Alternatively, it is possible to not execute the two threaded connections differently, right-handed and left-handed, but rather to execute them with different pitch.
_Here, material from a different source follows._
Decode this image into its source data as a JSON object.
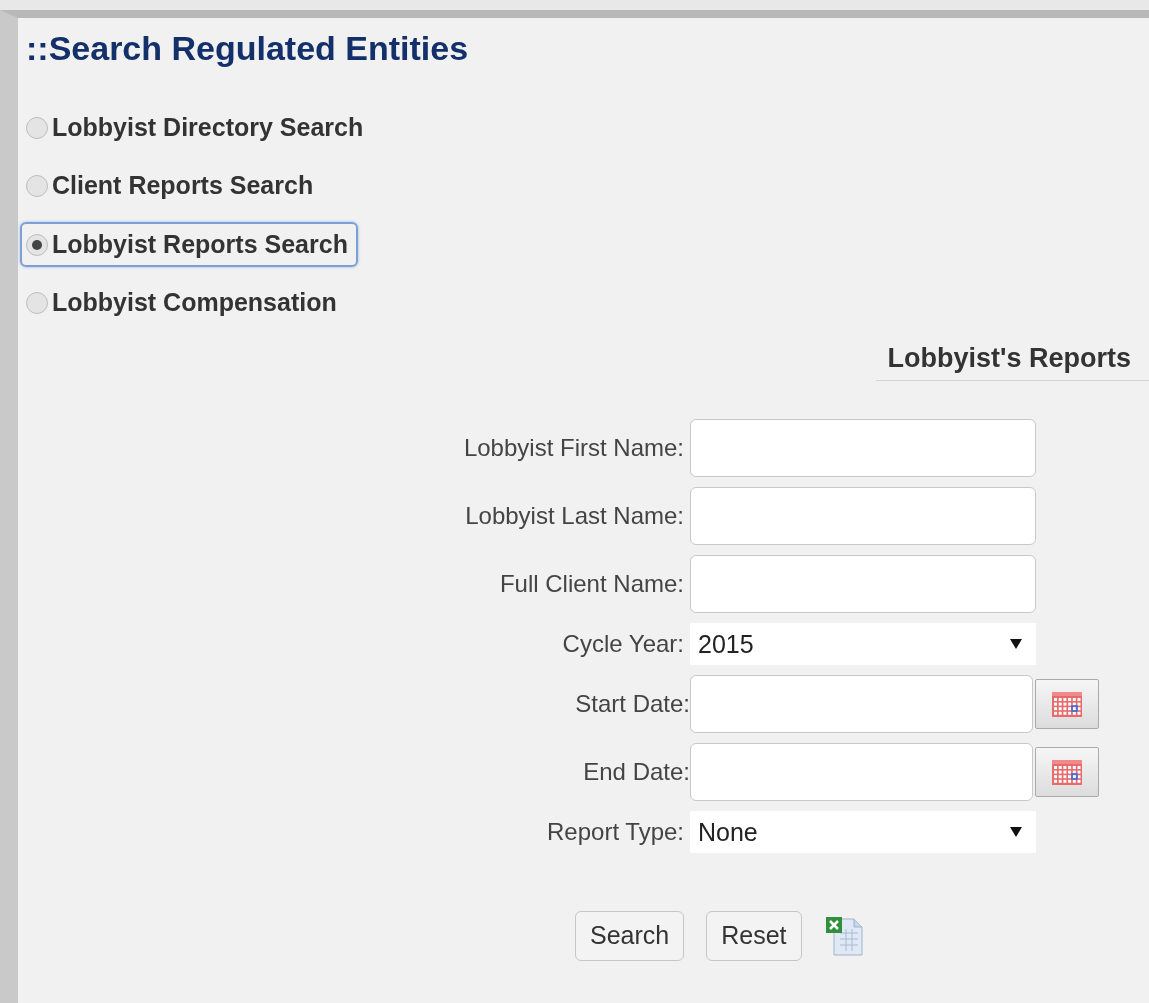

This would have a similar self-locking effect because the rotation of a coupling ring always leads to an even tighter, axially directed bracing of the thread edges (now resulting from the pitch difference) as a result of the different pitch of the threaded connection of the other coupling ring.
Although modifications and changes may be suggested by those skilled in the art, it is the intention of the inventors to embody within the patent warranted hereon all changes and modifications as reasonably and properly come within the scope of their contribution to the art.
|Citing Patent||Filing date||Publication date||Applicant||Title|
|US7661984 *||Jan 7, 2009||Feb 16, 2010||Andrew Llc||Locking threaded connection coaxial connector|
|US7754992 *||Jul 29, 2009||Jul 13, 2010||Thomas & Betts International, Inc.||High current switch and method of operation|
|US8388381||Jun 17, 2011||Mar 5, 2013||Thomas & Betts International, Inc.||Visible open for switchgear assembly|
|US8408925||Feb 1, 2011||Apr 2, 2013||Thomas & Betts International, Inc.||Visible open for switchgear assembly|
|Cooperative Classification||H01R9/0503, H01R13/53, H01R13/622|
|Dec 4, 2008||AS||Assignment|
Owner name: SIEMENS AKTIENGESELLSCHAFT,GERMANY
Free format text: ASSIGNMENT OF ASSIGNORS INTEREST;ASSIGNORS:SCHUSTER, JOHANN;STOCKER, STEFAN;REEL/FRAME:021945/0456
Effective date: 20081201
|Mar 16, 2013||FPAY||Fee payment|
Year of fee payment: 4